Economic Reconnaissance

Picture of  Chris Kuehl

Chris Kuehl

Managing Director • Armada

Thus far this year the US economy has managed to dodge the expected recession and there has been many a sigh of relief as the worst of the predictions have not come to pass. For those that have been paying attention to the collection of dismal scientists offering their assessments we should have stumbled into a recession (or at least a serious downturn) last year and certainly by the start of this year. Instead, there has been fairly steady growth of 2.3% in both the first and second quarters. Does the economy keep this up? Are we looking at a real escape or did we just delay the inevitable? There are three factors that will determine where we go from here and there are some concerns with all three. On the other hand, these issues have been around for the past year and have not succeeded in dragging the economy down. At least not yet.

The first and most obvious is the impact of higher interest rates. The whole idea behind hiking rates is to slow the economy. It has been accurately described as taking a baseball bat to the system as the logic is very simple. Starve business of capital by making money expensive. If companies can’t expand, they will not hire and will likely lay people off. Higher levels of unemployment mean people have less money to spend and that means that producers will not be able to hike prices. Wages don’t increase as there are fewer jobs. It is brutal but it stems the rise of inflation. The Federal Reserve has been driving rates up at a pace not seen in decades and it is starting to have the intended impact. Every measure of loan activity is down, banks are as cautious as they have been in years, whole sectors of construction activity have stalled. Inflation is starting to come down but has this been enough for the Fed to stop hiking? That is the raging debate right now with hawks insisting another rate or two is appropriate and doves suggesting that enough has been done. If there is consensus, it is that rates are close to where they will remain for the next several months and even quarters. Even the hawks are unwilling to go further than another quarter point or two.

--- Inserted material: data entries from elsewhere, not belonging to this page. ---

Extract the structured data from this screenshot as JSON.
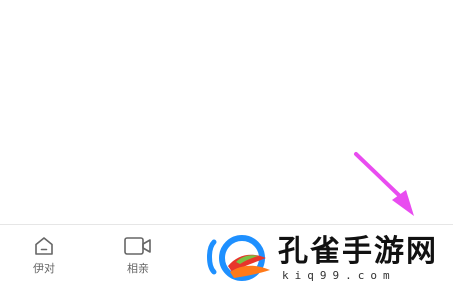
{
  "tab_bar": {
    "tabs": [
      {
        "label": "伊对",
        "icon": "home-icon"
      },
      {
        "label": "相亲",
        "icon": "video-camera-icon"
      }
    ]
  },
  "overlay": {
    "arrow_color": "#e94cf0",
    "arrow_icon": "arrow-icon"
  },
  "watermark": {
    "title": "孔雀手游网",
    "domain": "kiq99.com",
    "logo_icon": "peacock-logo-icon",
    "colors": {
      "blue": "#1e90ff",
      "orange": "#ff7a1a",
      "red": "#e8352b",
      "green": "#7ac143"
    }
  }
}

The second issue is employment. If the aim of the Fed is to slow the economy, the measure they usually rely on is employment. Once they see the jobless rate increase, they have some confidence that they have done enough but this time around the rate of unemployment has not budged. As long as there are plenty of jobs there is competition for workers and that generally means higher wages as business has to pay more to recruit new people and hang on to their existing staffs. The worker shortage has been acute for several years and it has been obvious that workers have the leverage right now. Unions have rarely been this active and successful. The reasons for the labor shortage are complex – everything from the retirement of the boomer generation to the impact of the pandemic, rise of the gig economy and the ability to work remotely. How long does this last? There are already signs of a shift. More and more businesses are demanding that people return to traditional work patterns. Wal-Mart just announced they were going back to lower starting wages. Companies are turning to technology and robotics at a very rapid pace to avoid having to deal with employees at all. The average number of applicants for a job has dramatically increased in just the last few months. If wages start to respond this will be good news for the employers but it also means there is less for consumers to work with.

The third factor is related to both of the above – consumer behavior. The US economy continues to be dependent on the consumer for 68% of its GDP. The consumer has been extremely resilient thus far and that is related to the labor situation. Even with wage inflation a third of people are living paycheck to paycheck and have been hit hard by inflation overall. The massive savings overhang that existed after the pandemic has largely dissipated and now the upper third of income earners have been feeling the pinch. If the stress on consumption continues to build there will be immediate shifts in the economy. It has already been noted when it comes to discretionary items and “little luxuries”. The spending by consumers has been keeping the economy afloat and we are starting to enter the critical holiday spending season. A slip in Q4 numbers would be deeply worrisome as regards the expectations for 2024.